The National Union of Metalworkers of South Africa (Numsa) is planning to form a political party to fight for the abolishment of capitalism and the nationalisation of “white monopoly capital”. It already has 170 potential foot soldiers that will take up this cause at a national conference envisioned for next year.
Numsa held its 10th national congress in Cape Town this week, where its leaders were returned to their positions unopposed, and metalworkers affirmed that the need to establish a socialist political party is “urgent”.
The union first broke ranks with its allies in the ANC and South African Communist Party in 2013 and was expelled from the trade union federation Cosatu a year later.
Members are now more determined than ever to forge ahead with a political party.
Initially touted as the Movement for Socialism and preceded by the establishment of a community umbrella body, the United Front (UF), Numsa has since established a co-ordinating task team to further its push for a political party.
The team responsible for organising the conference includes Numsa’s general secretary, Irvin Jim, Azwell Banda, Norma Craven and its chairperson, Professor Chris Malikane, of the University of the Witwatersrand.
At the union’s political school, Red 100, held from October 26 to 30 in Johannesburg this year, Numsa delegates discussed the formation of the party and “the basics of Marxist-Leninist theory and practice”, according to the organisational report presented by Jim. It has also commissioned opinion articles on unfolding national and international events.
The union has been criticised by ANC-aligned workers for its intention to form a party that will pose a challenge to the governing party but they have been ignored. Numsa’s organisational report reveals that plans are at an advanced stage.
“From the Red 100 school, we would hope to emerge with a core of cadres, capable of taking the discussion to locals and into communities and to begin to build a conscious layer of Marxists,” Jim wrote in the report.
“This should culminate early next year in a national conference to debate perspectives, tactics, strategies and policies.”
But there are already signs that the union has failed to convince its members to take the formation of the party seriously and fuse the work of the union with the party’s political ideology.
After its regional policy workshops, the Numsa central committee decided to speed up the establishment of a “Workers’ Party for Socialism”, and decided that the Movement for Socialism’s task team should be part of local and regional shop stewards, council meetings.
“Unfortunately these meetings are disorganised and we find out after the event or we get an apology for forgetting to invite us. These bodies are the budding Soviets of the revolution and yet political discussion and interaction seem to be a very low priority,” Jim said in the report.
To counter that, the union wants to swell the ranks of the Movement for Socialism with Numsa members.
“The tasks remaining now are for the union to create a national structure with offices and all necessary facilities to begin the work of building the party across the country. There is no time to waste,” Jim said.
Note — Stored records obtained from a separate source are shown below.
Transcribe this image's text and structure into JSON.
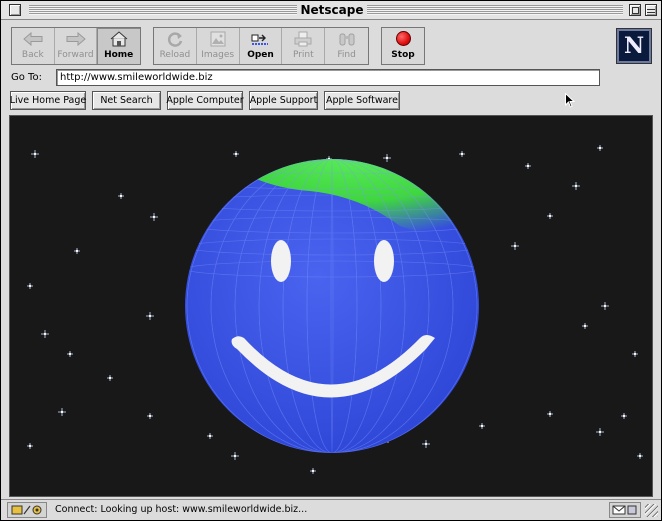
{
  "window": {
    "title": "Netscape"
  },
  "toolbar": {
    "buttons": [
      {
        "label": "Back",
        "icon": "back-arrow-icon",
        "enabled": false
      },
      {
        "label": "Forward",
        "icon": "forward-arrow-icon",
        "enabled": false
      },
      {
        "label": "Home",
        "icon": "home-icon",
        "enabled": true
      },
      {
        "label": "Reload",
        "icon": "reload-icon",
        "enabled": false
      },
      {
        "label": "Images",
        "icon": "images-icon",
        "enabled": false
      },
      {
        "label": "Open",
        "icon": "open-icon",
        "enabled": true
      },
      {
        "label": "Print",
        "icon": "print-icon",
        "enabled": false
      },
      {
        "label": "Find",
        "icon": "find-icon",
        "enabled": false
      }
    ],
    "stop_label": "Stop",
    "logo_letter": "N"
  },
  "location": {
    "label": "Go To:",
    "value": "http://www.smileworldwide.biz"
  },
  "personal_toolbar": [
    "Live Home Page",
    "Net Search",
    "Apple Computer",
    "Apple Support",
    "Apple Software"
  ],
  "content": {
    "background_color": "#181818",
    "globe_color": "#3a56e8",
    "land_color": "#3fd63f",
    "smile_color": "#f2f2f2"
  },
  "statusbar": {
    "status_text": "Connect: Looking up host: www.smileworldwide.biz..."
  }
}
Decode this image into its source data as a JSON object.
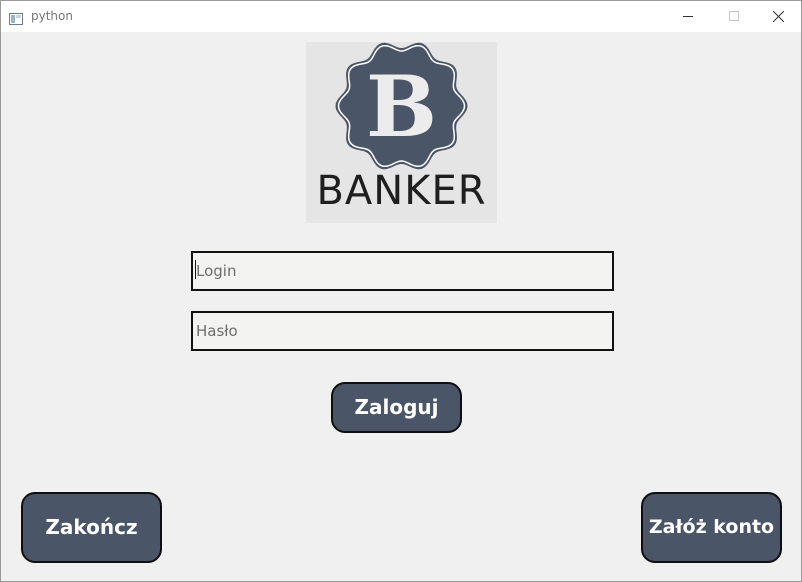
{
  "window": {
    "title": "python",
    "app_icon": "python-app-icon",
    "controls": {
      "minimize_icon": "minimize-icon",
      "maximize_icon": "maximize-icon",
      "close_icon": "close-icon"
    }
  },
  "logo": {
    "letter": "B",
    "text": "BANKER",
    "badge_color": "#4a5568"
  },
  "form": {
    "login": {
      "value": "",
      "placeholder": "Login"
    },
    "password": {
      "value": "",
      "placeholder": "Hasło"
    }
  },
  "buttons": {
    "login_label": "Zaloguj",
    "exit_label": "Zakończ",
    "register_label": "Załóż konto"
  },
  "colors": {
    "button_bg": "#4a5568",
    "button_text": "#ffffff",
    "window_bg": "#f0f0f0"
  }
}
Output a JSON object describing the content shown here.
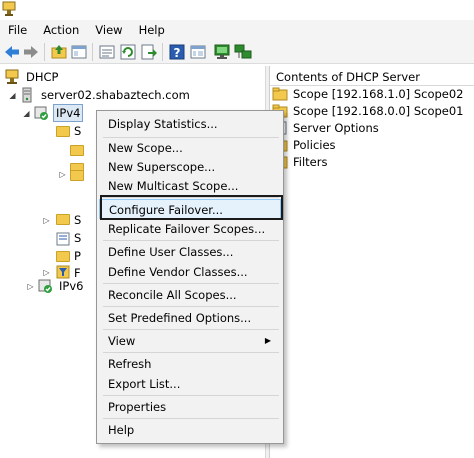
{
  "menubar": {
    "items": [
      "File",
      "Action",
      "View",
      "Help"
    ]
  },
  "toolbar": {
    "buttons": [
      "back-arrow-icon",
      "forward-arrow-icon",
      "up-folder-icon",
      "show-hide-tree-icon",
      "properties-icon",
      "refresh-icon",
      "export-icon",
      "help-icon",
      "view-icon",
      "monitor-icon",
      "network-icon"
    ]
  },
  "tree": {
    "root": "DHCP",
    "server": "server02.shabaztech.com",
    "ipv4": "IPv4",
    "ipv6": "IPv6",
    "partial_s1": "S",
    "partial_s2": "S",
    "partial_s3": "S",
    "partial_p1": "P",
    "partial_f1": "F"
  },
  "right_pane": {
    "header": "Contents of DHCP Server",
    "items": [
      "Scope [192.168.1.0] Scope02",
      "Scope [192.168.0.0] Scope01",
      "Server Options",
      "Policies",
      "Filters"
    ]
  },
  "context_menu": {
    "display_statistics": "Display Statistics...",
    "new_scope": "New Scope...",
    "new_superscope": "New Superscope...",
    "new_multicast_scope": "New Multicast Scope...",
    "configure_failover": "Configure Failover...",
    "replicate_failover_scopes": "Replicate Failover Scopes...",
    "define_user_classes": "Define User Classes...",
    "define_vendor_classes": "Define Vendor Classes...",
    "reconcile_all_scopes": "Reconcile All Scopes...",
    "set_predefined_options": "Set Predefined Options...",
    "view": "View",
    "refresh": "Refresh",
    "export_list": "Export List...",
    "properties": "Properties",
    "help": "Help"
  },
  "colors": {
    "menu_bg": "#f2f2f2",
    "highlight_bg": "#e5f1fb",
    "highlight_border": "#90c8f6",
    "folder": "#f2c94c",
    "selection_bg": "#dde8f5"
  }
}
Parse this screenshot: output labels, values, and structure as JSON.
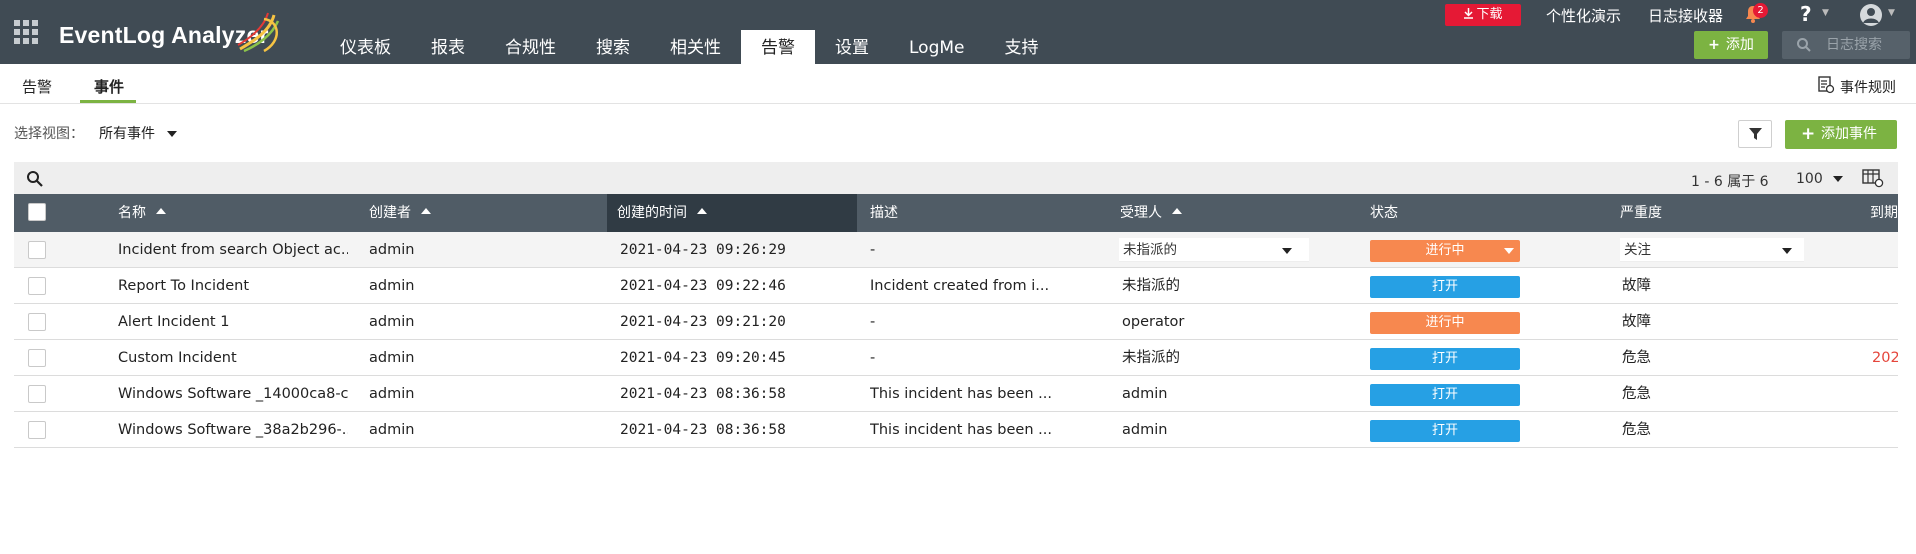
{
  "app": {
    "logo": "EventLog Analyzer",
    "nav": [
      "仪表板",
      "报表",
      "合规性",
      "搜索",
      "相关性",
      "告警",
      "设置",
      "LogMe",
      "支持"
    ],
    "nav_active_index": 5,
    "download": "下载",
    "personalize_demo": "个性化演示",
    "log_receiver": "日志接收器",
    "notification_count": "2",
    "help": "?",
    "add_button": "添加",
    "log_search_placeholder": "日志搜索"
  },
  "subtabs": {
    "alerts": "告警",
    "incidents": "事件",
    "active": "incidents"
  },
  "rules_link": "事件规则",
  "view": {
    "label": "选择视图：",
    "selected": "所有事件"
  },
  "add_incident": "添加事件",
  "pager": {
    "range": "1 - 6 属于 6",
    "per_page": "100"
  },
  "columns": {
    "name": "名称",
    "creator": "创建者",
    "created_time": "创建的时间",
    "description": "描述",
    "assignee": "受理人",
    "status": "状态",
    "severity": "严重度",
    "due": "到期"
  },
  "rows": [
    {
      "name": "Incident from search Object ac...",
      "creator": "admin",
      "time": "2021-04-23 09:26:29",
      "desc": "-",
      "assignee": "未指派的",
      "status": "进行中",
      "status_type": "progress",
      "severity": "关注",
      "due": ""
    },
    {
      "name": "Report To Incident",
      "creator": "admin",
      "time": "2021-04-23 09:22:46",
      "desc": "Incident created from i...",
      "assignee": "未指派的",
      "status": "打开",
      "status_type": "open",
      "severity": "故障",
      "due": ""
    },
    {
      "name": "Alert Incident 1",
      "creator": "admin",
      "time": "2021-04-23 09:21:20",
      "desc": "-",
      "assignee": "operator",
      "status": "进行中",
      "status_type": "progress",
      "severity": "故障",
      "due": ""
    },
    {
      "name": "Custom Incident",
      "creator": "admin",
      "time": "2021-04-23 09:20:45",
      "desc": "-",
      "assignee": "未指派的",
      "status": "打开",
      "status_type": "open",
      "severity": "危急",
      "due": "202"
    },
    {
      "name": "Windows Software _14000ca8-c...",
      "creator": "admin",
      "time": "2021-04-23 08:36:58",
      "desc": "This incident has been ...",
      "assignee": "admin",
      "status": "打开",
      "status_type": "open",
      "severity": "危急",
      "due": ""
    },
    {
      "name": "Windows Software _38a2b296-...",
      "creator": "admin",
      "time": "2021-04-23 08:36:58",
      "desc": "This incident has been ...",
      "assignee": "admin",
      "status": "打开",
      "status_type": "open",
      "severity": "危急",
      "due": ""
    }
  ],
  "colors": {
    "topbar": "#404b54",
    "accent_green": "#7cb342",
    "status_open": "#26a0e4",
    "status_progress": "#f7884f",
    "danger": "#e51935"
  }
}
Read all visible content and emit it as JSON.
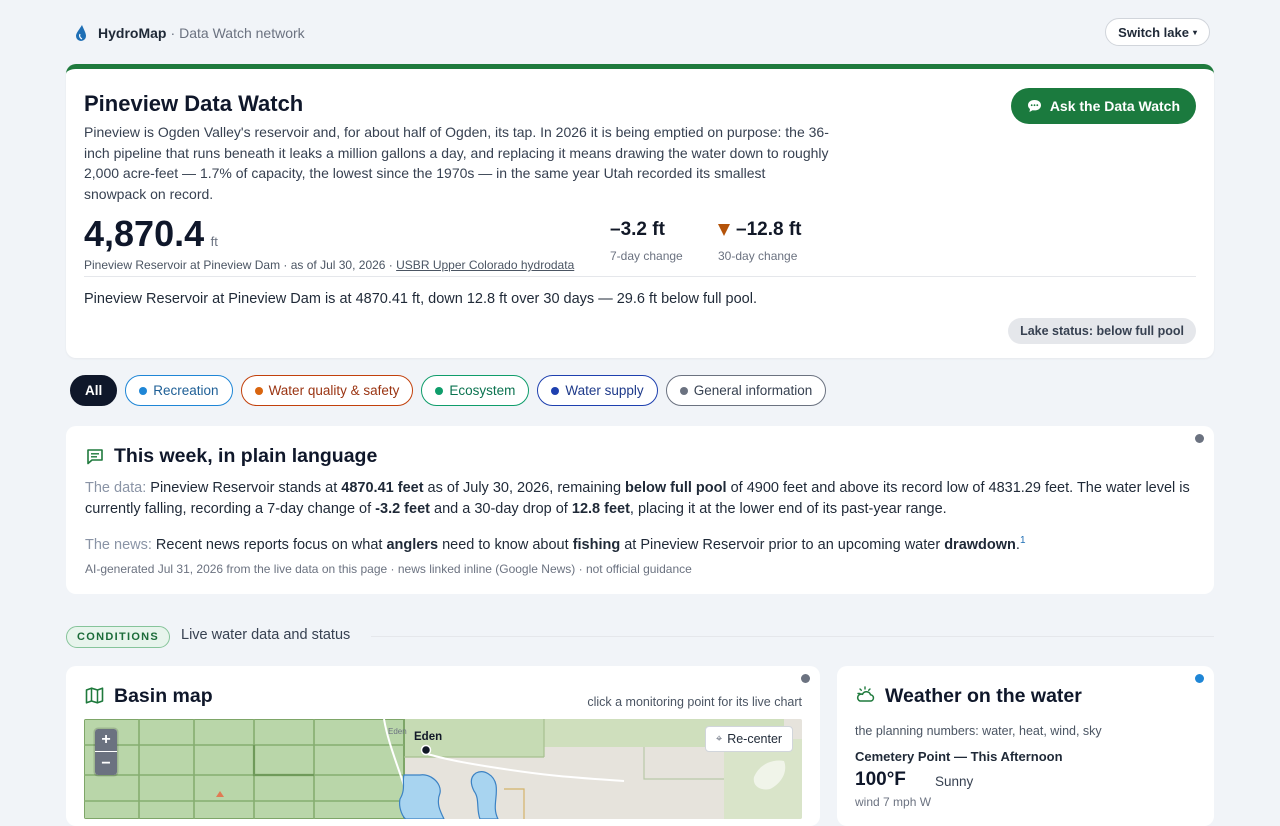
{
  "brand": {
    "name": "HydroMap",
    "separator": "·",
    "network": "Data Watch network"
  },
  "switch_lake": {
    "label": "Switch lake",
    "caret": "▾"
  },
  "hero": {
    "title": "Pineview Data Watch",
    "intro": "Pineview is Ogden Valley's reservoir and, for about half of Ogden, its tap. In 2026 it is being emptied on purpose: the 36-inch pipeline that runs beneath it leaks a million gallons a day, and replacing it means drawing the water down to roughly 2,000 acre-feet — 1.7% of capacity, the lowest since the 1970s — in the same year Utah recorded its smallest snowpack on record.",
    "ask_label": "Ask the Data Watch",
    "level_value": "4,870.4",
    "level_unit": "ft",
    "caption_text": "Pineview Reservoir at Pineview Dam · as of Jul 30, 2026 · ",
    "caption_source": "USBR Upper Colorado hydrodata",
    "change7_value": "–3.2 ft",
    "change7_label": "7-day change",
    "change30_value": "–12.8 ft",
    "change30_label": "30-day change",
    "summary": "Pineview Reservoir at Pineview Dam is at 4870.41 ft, down 12.8 ft over 30 days — 29.6 ft below full pool.",
    "status": "Lake status: below full pool"
  },
  "filters": [
    {
      "label": "All"
    },
    {
      "label": "Recreation",
      "color": "#1f86d6"
    },
    {
      "label": "Water quality & safety",
      "color": "#c2410c"
    },
    {
      "label": "Ecosystem",
      "color": "#0f9d6b"
    },
    {
      "label": "Water supply",
      "color": "#1e40af"
    },
    {
      "label": "General information",
      "color": "#6b7280"
    }
  ],
  "week": {
    "title": "This week, in plain language",
    "data_label": "The data:",
    "data_t1": " Pineview Reservoir stands at ",
    "data_b1": "4870.41 feet",
    "data_t2": " as of July 30, 2026, remaining ",
    "data_b2": "below full pool",
    "data_t3": " of 4900 feet and above its record low of 4831.29 feet. The water level is currently falling, recording a 7-day change of ",
    "data_b3": "-3.2 feet",
    "data_t4": " and a 30-day drop of ",
    "data_b4": "12.8 feet",
    "data_t5": ", placing it at the lower end of its past-year range.",
    "news_label": "The news:",
    "news_t1": " Recent news reports focus on what ",
    "news_b1": "anglers",
    "news_t2": " need to know about ",
    "news_b2": "fishing",
    "news_t3": " at Pineview Reservoir prior to an upcoming water ",
    "news_b3": "drawdown",
    "news_t4": ".",
    "news_ref": "1",
    "footer": "AI-generated Jul 31, 2026 from the live data on this page · news linked inline (Google News) · not official guidance"
  },
  "conditions": {
    "badge": "CONDITIONS",
    "text": "Live water data and status"
  },
  "map": {
    "title": "Basin map",
    "hint": "click a monitoring point for its live chart",
    "zoom_in": "+",
    "zoom_out": "−",
    "recenter": "Re-center",
    "recenter_icon": "⌖",
    "place_label": "Eden",
    "place_label_small": "Eden"
  },
  "weather": {
    "title": "Weather on the water",
    "sub": "the planning numbers: water, heat, wind, sky",
    "location": "Cemetery Point — This Afternoon",
    "temp": "100°F",
    "condition": "Sunny",
    "wind": "wind 7 mph W"
  },
  "colors": {
    "accent_green": "#1b7a3e",
    "drop_arrow": "#b45309",
    "lake_blue": "#a8d4f0"
  }
}
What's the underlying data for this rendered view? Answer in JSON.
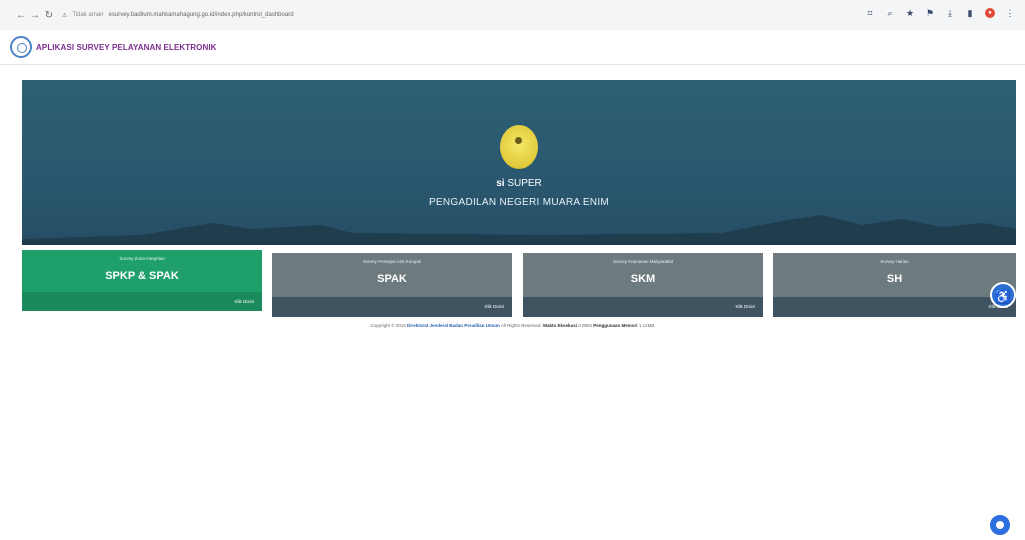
{
  "browser": {
    "back_icon": "arrow-left-icon",
    "forward_icon": "arrow-right-icon",
    "reload_icon": "reload-icon",
    "security_label": "Tidak aman",
    "url": "esurvey.badilum.mahkamahagung.go.id/index.php/kontrol_dashboard"
  },
  "header": {
    "title": "APLIKASI SURVEY PELAYANAN ELEKTRONIK"
  },
  "hero": {
    "brand_prefix": "si",
    "brand_name": "SUPER",
    "subtitle": "PENGADILAN NEGERI MUARA ENIM"
  },
  "cards": [
    {
      "subtitle": "Survey Zona Integritas",
      "name": "SPKP & SPAK",
      "action": "Klik Disini",
      "color": "#1fa06b"
    },
    {
      "subtitle": "Survey Persepsi Anti Korupsi",
      "name": "SPAK",
      "action": "Klik Disini",
      "color": "#6d7b7f"
    },
    {
      "subtitle": "Survey Kepuasan Masyarakat",
      "name": "SKM",
      "action": "Klik Disini",
      "color": "#6d7b7f"
    },
    {
      "subtitle": "Survey Harian",
      "name": "SH",
      "action": "Klik Disini",
      "color": "#6d7b7f"
    }
  ],
  "footer": {
    "prefix": "Copyright © 2019",
    "org": "Direktorat Jenderal Badan Peradilan Umum",
    "rights": "All Rights Reserved.",
    "dev_label": "Waktu Eksekusi",
    "dev_value": "0.0802",
    "mem_label": "Penggunaan Memori",
    "mem_value": "1.12MB"
  },
  "accessibility_icon": "accessibility-icon",
  "chat_icon": "chat-icon"
}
But the general secretary was more cautious about the United Front, warning that it needs to be managed carefully.
“We must always tolerate different political views but make sure that the UF is not left in the hands of NGOs [nongovernmental organisations] and single-issue groups with agendas which conflict with ours,” according to the report.